In India sheep are traditionally maintained in extensive range management with supplementation of top feed resources through the lean season. Due to progressive shrinkage of grazing land and market condition of quality meat for local consumers as well as an export market, fattening lambs are to be maintained on grazing or feeding on roughages.
Feed Manger: The feed manger ought to be at least 5 feet long and 5 to 6 inches deep and its height should be between 1 to 1.5 feet. This type of manger is sufficient for feeding of 8 to 10 animals.
Water Trough: Water trough must be 10 feet to 15 feet long, 2 Feet wide and 9 inches deep. This type of trough is enough for 100 animals.

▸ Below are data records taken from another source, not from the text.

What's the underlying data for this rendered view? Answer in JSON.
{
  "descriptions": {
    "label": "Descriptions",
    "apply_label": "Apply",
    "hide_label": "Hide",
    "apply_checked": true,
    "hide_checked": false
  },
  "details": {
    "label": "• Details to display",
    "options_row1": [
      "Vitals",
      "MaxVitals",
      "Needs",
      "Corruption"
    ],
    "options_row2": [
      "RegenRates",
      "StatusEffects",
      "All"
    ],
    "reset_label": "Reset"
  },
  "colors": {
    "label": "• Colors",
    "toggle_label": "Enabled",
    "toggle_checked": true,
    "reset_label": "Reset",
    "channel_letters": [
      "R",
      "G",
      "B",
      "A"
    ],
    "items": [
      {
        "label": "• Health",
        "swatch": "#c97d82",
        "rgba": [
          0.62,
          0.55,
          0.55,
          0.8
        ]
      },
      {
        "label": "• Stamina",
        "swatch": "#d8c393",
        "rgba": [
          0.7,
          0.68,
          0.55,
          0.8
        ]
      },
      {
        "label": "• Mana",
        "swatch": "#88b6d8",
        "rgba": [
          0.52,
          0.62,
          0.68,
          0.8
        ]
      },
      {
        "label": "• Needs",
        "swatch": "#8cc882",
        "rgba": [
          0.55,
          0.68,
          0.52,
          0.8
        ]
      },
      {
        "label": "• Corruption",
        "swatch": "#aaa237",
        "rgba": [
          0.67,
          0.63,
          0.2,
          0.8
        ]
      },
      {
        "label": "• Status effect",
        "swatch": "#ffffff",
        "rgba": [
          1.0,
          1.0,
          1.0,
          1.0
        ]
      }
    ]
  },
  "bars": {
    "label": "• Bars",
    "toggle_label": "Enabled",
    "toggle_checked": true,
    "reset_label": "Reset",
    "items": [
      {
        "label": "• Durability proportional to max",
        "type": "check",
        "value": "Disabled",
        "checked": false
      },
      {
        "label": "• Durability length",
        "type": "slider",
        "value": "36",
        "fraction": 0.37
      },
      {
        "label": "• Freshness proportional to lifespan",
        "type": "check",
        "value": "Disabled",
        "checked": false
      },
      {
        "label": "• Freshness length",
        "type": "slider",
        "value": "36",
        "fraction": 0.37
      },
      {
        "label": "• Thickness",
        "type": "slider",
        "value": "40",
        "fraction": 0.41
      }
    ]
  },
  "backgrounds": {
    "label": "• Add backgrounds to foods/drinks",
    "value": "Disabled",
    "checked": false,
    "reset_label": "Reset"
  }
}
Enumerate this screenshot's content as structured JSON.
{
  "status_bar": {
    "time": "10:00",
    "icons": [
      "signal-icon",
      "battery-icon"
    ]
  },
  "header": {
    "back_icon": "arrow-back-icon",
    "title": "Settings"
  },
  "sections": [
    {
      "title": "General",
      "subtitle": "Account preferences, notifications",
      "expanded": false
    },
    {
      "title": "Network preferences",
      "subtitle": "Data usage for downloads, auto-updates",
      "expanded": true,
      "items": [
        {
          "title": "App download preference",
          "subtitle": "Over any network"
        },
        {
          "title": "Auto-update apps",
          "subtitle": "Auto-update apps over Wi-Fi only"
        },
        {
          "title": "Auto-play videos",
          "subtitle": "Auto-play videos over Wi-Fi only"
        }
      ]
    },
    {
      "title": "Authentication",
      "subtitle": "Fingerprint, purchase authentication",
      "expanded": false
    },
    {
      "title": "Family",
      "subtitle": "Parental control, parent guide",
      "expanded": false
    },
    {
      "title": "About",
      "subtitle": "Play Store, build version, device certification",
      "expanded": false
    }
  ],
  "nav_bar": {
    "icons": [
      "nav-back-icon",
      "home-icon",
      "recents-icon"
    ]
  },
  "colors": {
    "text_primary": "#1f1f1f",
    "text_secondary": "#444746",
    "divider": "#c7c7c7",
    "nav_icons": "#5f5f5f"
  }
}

Among the majority of sheep fatteners, feed ranked first as a constraint. The seasonal availability of feeds, particularly roughages, was mentioned as a major bottleneck. March to August month was mentioned at times of feed shortage, and September to February as better periods in Washera and Horro sheep producing areas. In such areas, obtainable grazing land becomes low during the summer. During the rainy seasons, management of fattening sheep becomes hard in the highlands because of the mud that reduces the intensity of sheep fattening.

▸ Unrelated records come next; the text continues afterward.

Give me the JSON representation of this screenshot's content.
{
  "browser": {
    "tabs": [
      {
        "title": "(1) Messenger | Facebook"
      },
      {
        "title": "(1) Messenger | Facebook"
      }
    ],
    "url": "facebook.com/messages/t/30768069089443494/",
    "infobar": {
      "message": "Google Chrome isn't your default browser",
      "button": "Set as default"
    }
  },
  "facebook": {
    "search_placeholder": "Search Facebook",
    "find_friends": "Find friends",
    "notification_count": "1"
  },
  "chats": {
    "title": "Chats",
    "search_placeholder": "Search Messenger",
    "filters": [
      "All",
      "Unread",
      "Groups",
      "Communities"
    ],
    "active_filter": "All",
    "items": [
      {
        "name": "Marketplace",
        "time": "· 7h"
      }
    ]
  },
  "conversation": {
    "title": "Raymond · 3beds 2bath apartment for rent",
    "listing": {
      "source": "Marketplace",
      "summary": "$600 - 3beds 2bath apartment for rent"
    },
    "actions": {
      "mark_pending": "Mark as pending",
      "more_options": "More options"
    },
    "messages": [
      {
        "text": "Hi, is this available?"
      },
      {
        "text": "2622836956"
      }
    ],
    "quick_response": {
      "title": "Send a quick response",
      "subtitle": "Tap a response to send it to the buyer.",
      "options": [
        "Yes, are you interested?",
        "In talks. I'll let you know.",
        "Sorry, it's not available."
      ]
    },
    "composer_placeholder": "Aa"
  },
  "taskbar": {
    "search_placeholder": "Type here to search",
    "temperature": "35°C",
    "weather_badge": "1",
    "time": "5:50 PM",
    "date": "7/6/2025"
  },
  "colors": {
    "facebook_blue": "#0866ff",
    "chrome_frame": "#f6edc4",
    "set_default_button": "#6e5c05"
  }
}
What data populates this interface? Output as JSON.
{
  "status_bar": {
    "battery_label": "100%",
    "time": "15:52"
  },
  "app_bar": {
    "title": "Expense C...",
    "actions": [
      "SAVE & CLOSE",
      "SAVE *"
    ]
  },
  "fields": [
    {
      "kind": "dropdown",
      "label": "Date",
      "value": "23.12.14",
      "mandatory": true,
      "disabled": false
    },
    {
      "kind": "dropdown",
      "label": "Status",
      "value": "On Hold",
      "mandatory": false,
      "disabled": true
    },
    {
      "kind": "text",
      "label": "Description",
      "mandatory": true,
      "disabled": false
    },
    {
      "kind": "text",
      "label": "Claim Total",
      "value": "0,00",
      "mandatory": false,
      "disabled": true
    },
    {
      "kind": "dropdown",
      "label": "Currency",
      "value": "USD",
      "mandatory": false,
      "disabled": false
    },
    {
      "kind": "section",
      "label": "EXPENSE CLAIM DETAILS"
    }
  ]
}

In systems where hay and crop residues are bought and utilized, accessibility is low during summer partly because farmers engage in agricultural activities and do not provide them to urban and peri-urban areas. By-products such as areki atella used for sheep fattening may be in short supply through the same period because there are insufficient firewood and sunshine essential to dry and prepare ingredients used for the manufacturing of areki. Feed prices fluctuate. Sheep fatteners in the Amhara region mentioned that the main constraint regarding feed is higher price rather than feed availability, as they believe sufficient feed is available but becomes expensive during certain periods of the year. Thus, purchasing feed in advance and conserving it was stated to be the strategy that needs to be followed. The price of most agro-industrial concentrates does not fluctuate greatly by season as compared to the price of roughage feeds.
Numbers of livestock diseases are; most common sheep diseases are Peste Des Petits ruminants (KATA), PPR, Pneumonia, Piro Plasmosis, Fascioliasis, Ticks & Mange, sheep pox, Lungs & Stomach worm, and Liver fluke. Sometimes the disease causes an epidemic condition in the area. If treatment is not present on time the animal gets weaker and weaker and ultimately die. It is recommended the animals are accurately vaccinated before joining in the farm.

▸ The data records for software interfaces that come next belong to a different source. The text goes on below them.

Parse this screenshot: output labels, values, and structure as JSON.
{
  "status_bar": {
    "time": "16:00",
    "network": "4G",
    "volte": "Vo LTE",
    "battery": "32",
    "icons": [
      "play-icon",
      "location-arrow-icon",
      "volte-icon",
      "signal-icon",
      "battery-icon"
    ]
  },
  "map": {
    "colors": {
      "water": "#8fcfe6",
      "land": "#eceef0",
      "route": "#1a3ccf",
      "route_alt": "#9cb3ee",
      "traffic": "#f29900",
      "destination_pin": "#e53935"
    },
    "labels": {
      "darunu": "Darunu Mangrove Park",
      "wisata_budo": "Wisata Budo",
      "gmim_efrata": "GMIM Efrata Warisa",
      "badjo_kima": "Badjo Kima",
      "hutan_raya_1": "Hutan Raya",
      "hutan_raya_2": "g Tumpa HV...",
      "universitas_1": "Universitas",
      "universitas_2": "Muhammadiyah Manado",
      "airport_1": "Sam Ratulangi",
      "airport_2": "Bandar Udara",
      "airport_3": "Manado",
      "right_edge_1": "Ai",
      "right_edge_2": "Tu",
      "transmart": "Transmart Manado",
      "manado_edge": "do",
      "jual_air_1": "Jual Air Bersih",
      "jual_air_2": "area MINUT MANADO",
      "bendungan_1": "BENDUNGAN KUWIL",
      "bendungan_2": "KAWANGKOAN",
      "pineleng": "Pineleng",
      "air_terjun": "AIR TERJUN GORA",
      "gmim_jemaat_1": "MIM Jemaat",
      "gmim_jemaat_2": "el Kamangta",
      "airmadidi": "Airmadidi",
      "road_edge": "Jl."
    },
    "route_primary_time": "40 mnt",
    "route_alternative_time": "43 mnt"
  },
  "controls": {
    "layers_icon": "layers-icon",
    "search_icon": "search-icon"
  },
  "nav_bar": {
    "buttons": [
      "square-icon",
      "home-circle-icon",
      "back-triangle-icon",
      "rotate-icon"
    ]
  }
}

Health problems of fattening sheep are correlated to the prevalent diseases in respective areas. In almost all places visited, liver fluke (Faciolia hepatica and Facila giagantica) was mentioned as the major health problem for sheep. Other internal parasites contain lungworm, ticks, and pneumoniare. Anthrax was observed in some areas. Different strains of ovine pasteurellosis cause death of sheep. Generally, the disease was not mentioned as the main constraint for fattening sheep. Fatteners who depend on purchased animals for fattening noted that the health position of the animals upon purchase, especially with regard to parasitic load, is generally not known.
Risks associated with sheep fattening
The main risk associated with sheep fattening action is the loss of animals. This can be due to disease, predators or theft. Price fluctuation is another risk related to sheep fattening. To minimize risks associated with the disease, there is a requirement to enhance the service delivery system and ensure the availability of enough health services. Strategic deworming and proper vaccination should be developed and in place. Risks associated with predators and theft can be minimized using suitable housing. Selling animals at the right time when the demand for fattened sheep is high is an excellent strategy to avoid loss of profit due to lack of demand. The lack of insurance system for sheep fattening was mentioned as a reason for not getting an opportunity to minimize the risk of the business.